How Pizza Hut got its mojo back

The pizza chain’s sales improved last quarter despite a weak market for delivery, thanks to Melts, third-party aggregators, and a major franchisee deal two years ago.
Pizza Hut sales
A 2021 deal helped speed Pizza Hut's comeback. / Photograph: Shutterstock.

Pizza Hut on Wednesday said that its U.S. same-store sales increased 8% last quarter. It was the strongest sales result in more than two years. But take out that one pandemic-fueled quarter in 2021, and it was the best result for the brand domestically in 13 years.

It came despite a difficult market for pizza delivery. Rival Domino’s Pizza reported a 3.6% same-store sales increase in the U.S. last quarter but it warned that those sales would slow the rest of the year.

Pizza Hut executives cited a few reasons for the results. Its new Melt sandwiches worked wonders, as did its Big New Yorker pizza. The brand also began using third-party aggregators to help with delivery.

But there was also the little matter of the sale of one-fifth of the chain’s restaurants to Flynn Restaurant Group in 2021.

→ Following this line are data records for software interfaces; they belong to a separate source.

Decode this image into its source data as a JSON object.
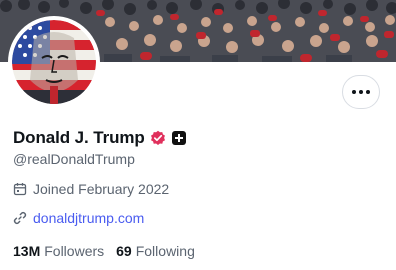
{
  "profile": {
    "display_name": "Donald J. Trump",
    "handle": "@realDonaldTrump",
    "joined": "Joined February 2022",
    "website": "donaldjtrump.com",
    "stats": [
      {
        "count": "13M",
        "label": "Followers"
      },
      {
        "count": "69",
        "label": "Following"
      }
    ]
  },
  "icons": {
    "more": "more-horizontal-icon",
    "verified": "verified-badge-icon",
    "badge": "plus-badge-icon",
    "calendar": "calendar-icon",
    "link": "link-icon"
  },
  "colors": {
    "accent": "#4a5cf0",
    "verified": "#e0305c",
    "muted_text": "#5b6470",
    "primary_text": "#0f1419"
  }
}
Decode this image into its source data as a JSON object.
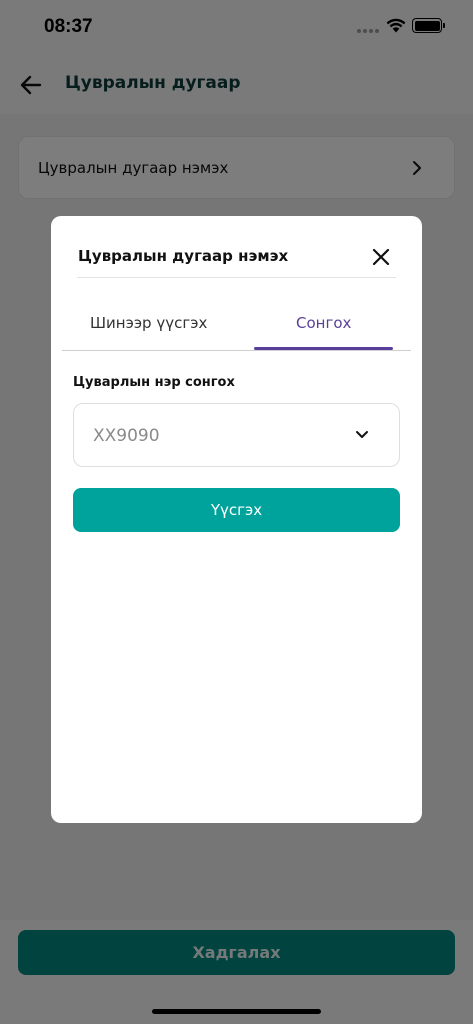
{
  "status_bar": {
    "time": "08:37"
  },
  "app_bar": {
    "title": "Цувралын дугаар"
  },
  "list": {
    "item_label": "Цувралын дугаар нэмэх"
  },
  "footer": {
    "save_label": "Хадгалах"
  },
  "modal": {
    "title": "Цувралын дугаар нэмэх",
    "tabs": [
      {
        "label": "Шинээр үүсгэх",
        "active": false
      },
      {
        "label": "Сонгох",
        "active": true
      }
    ],
    "field_label": "Цуварлын нэр сонгох",
    "select_value": "XX9090",
    "create_label": "Үүсгэх"
  },
  "colors": {
    "accent": "#00a39b",
    "accent_dark": "#00867f",
    "tab_active": "#5a3f9a",
    "title_color": "#0e3b3a"
  },
  "icons": [
    "back-arrow-icon",
    "chevron-right-icon",
    "close-icon",
    "chevron-down-icon",
    "wifi-icon",
    "battery-icon",
    "signal-icon"
  ]
}
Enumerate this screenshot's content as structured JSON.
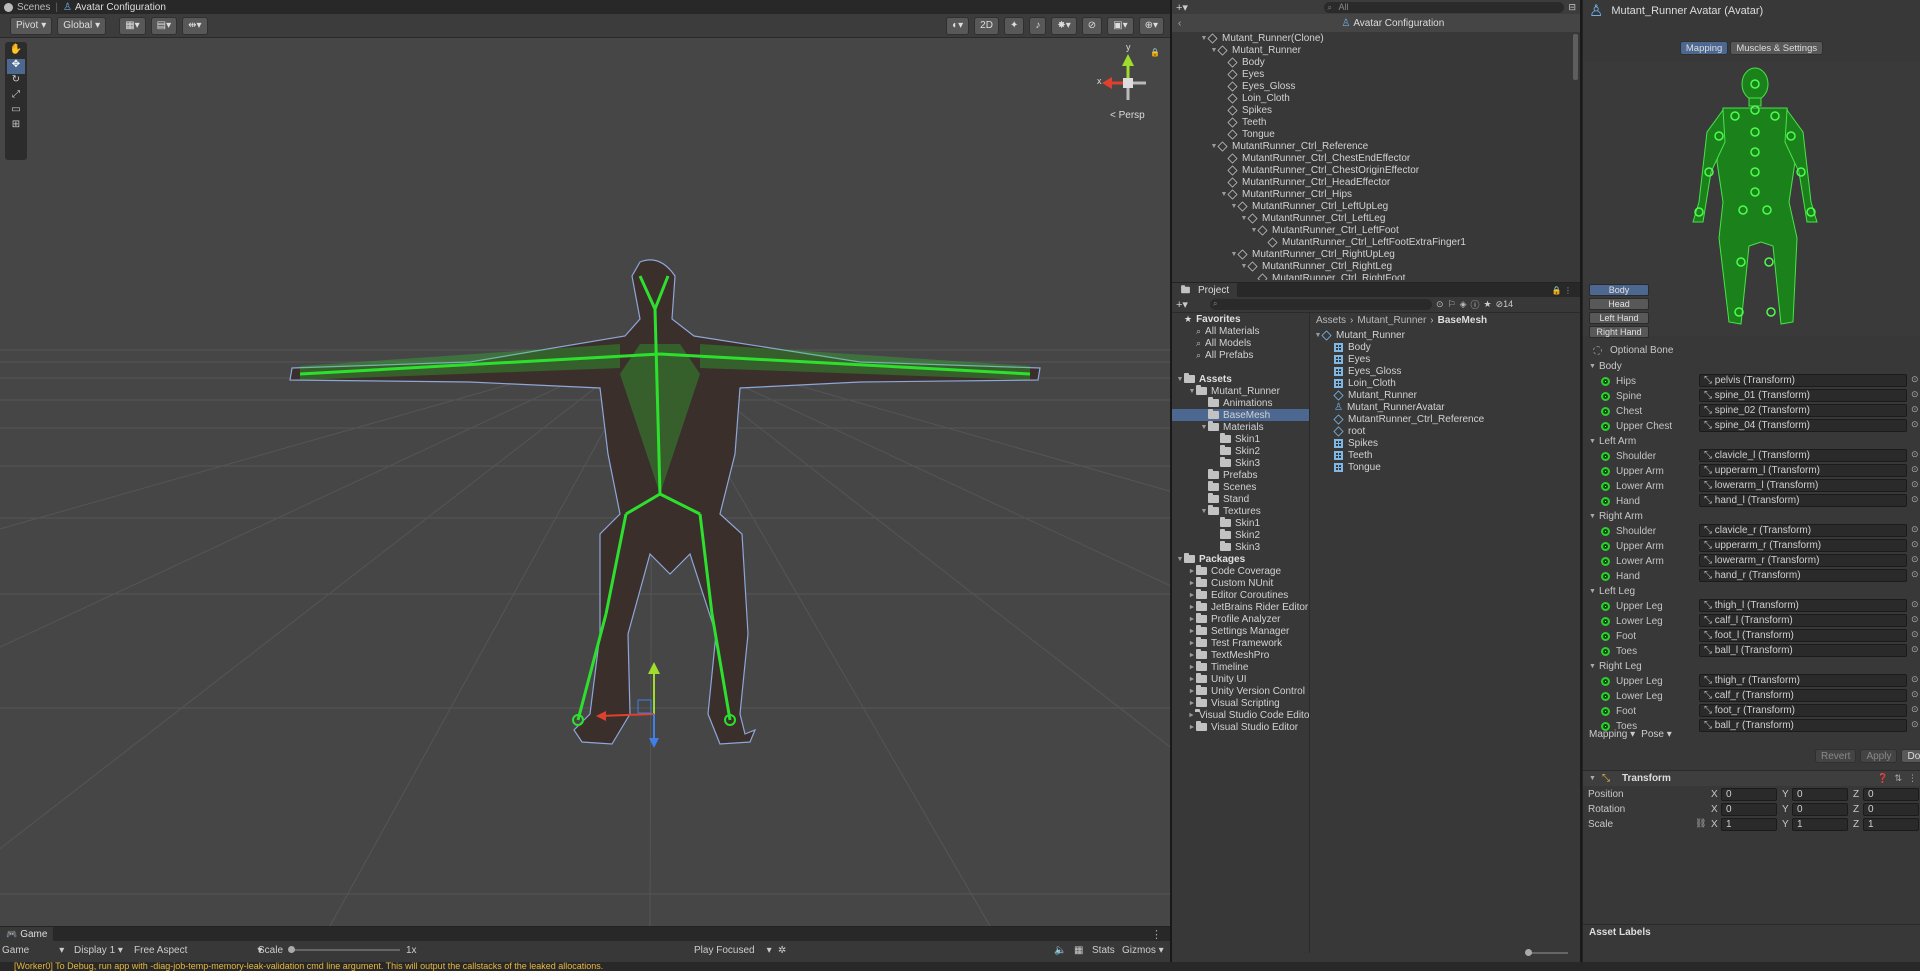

Flynn, the country’s largest franchisee and operator of Taco Bells, Arby’s, Applebee’s and Panera Bread, acquired NPC International that year in the biggest single franchisee acquisition in history. NPC was the second largest franchisee in the U.S. and at the time operated more than 1,200 Pizza Hut locations.

But it was also in bankruptcy and struggling with a heavy debt load and a lot of dine-in locations in rural areas.

The bankruptcy filing and sale to Flynn did two things: It enabled the closure of 300 underperforming, mostly dine-in restaurants, which allowed Flynn to focus on a mostly delivery and takeout business. But it also shifted what became 900 restaurants from a struggling operator with a lot of debt to a well-capitalized franchisee known for operations abilities in Flynn.

“That’s had a significant impact as they improve operations in the restaurant,” Chris Turner, CFO for Pizza Hut parent company Yum Brands, said in an interview.

Pizza Hut has undergone a shift in its business, from dine-in to takeout. That, plus the chain’s marketing challenges and some issues with the franchisee base, has kept sales to a minimum over the past decade-plus as unit count declined.

System sales have grown just 5% over the past 15 years, according to data from Restaurant Business sister company Technomic. Unit count is down 13% over that time. Even last year, when same-store sales started to improve, its system sales declined 0.4%.

Yet the brand was able to speed its improvement with that one deal. “They’ve done a tremendous job systematically improving operations in the restaurants,” Turner said. He noted that shifting from one operator to the other is “not something we like to do or want to do,” but it is something the company will do if necessary.

Pizza Hut recently had a similar problem in Pakistan, where the company closed the 77-unit market last quarter. Yum plans to get that business into the “hands of a much more capable operator” that will take advantage of “future growth opportunities in the market.”

Back in the U.S., however, the improvement hasn’t all been about that 2021 deal.

Pizza Hut last year started working more aggressively with third-party delivery services after a severe driver shortage left it unable to make many deliveries, a problem faced by its rival Domino’s Pizza.

That move helped the company get access to DoorDash and Uber Eats customers. But it also made available the “white label” delivery product that enabled Pizza Hut to use those companies’ drivers in a time of need. “If the restaurant is running short of drivers we can use aggregators as a relief valve to get delivery capacity,” Turner said. That helped the delivery business improve in the quarters since then.

Then there are the Melts. The chain last year started selling Melts, cheesy, hand-held sandwiches priced at $6.99. The melts are designed for single customers. “Pizza is a cost-effective way to feed a family of four,” Turner said. “But you’re getting the same amount if you’re a family of one.”

The Melts, however, give the company access to those customers looking for a solo meal. “People are looking to eat Pizza Hut at lunch,” Turner said.

In addition, the chain brought back its Big New Yorker, a New York-style pizza that catered to those families. To Turner, innovation has been key in lifting sales. “That’s long been a hallmark of the brand,” he said. These days, he added, “the machine is running at full speed.”

Members help make our journalism possible. Become a Restaurant Business member today and unlock exclusive benefits, including unlimited access to all of our content. Sign up here.


Exclusive Content


Restaurants bring the industry's concerns to Congress

Neary 600 operators made their case to lawmakers as part of the National Restaurant Association’s Public Affairs Conference.


Podcast transcript: Virtual Dining Brands co-founder Robbie Earl

A Deeper Dive: What is the future of digital-only concepts? Earl discusses their work to ensure quality and why focusing on restaurant delivery works.


In the fast-casual sector, Chipotle laps Panera Bread

The Bottom Line: The two fast-casual restaurant pioneers have diverged over the past five years, as the burrito chain has thrived while Panera hit a wall. Here's why.


More from our partners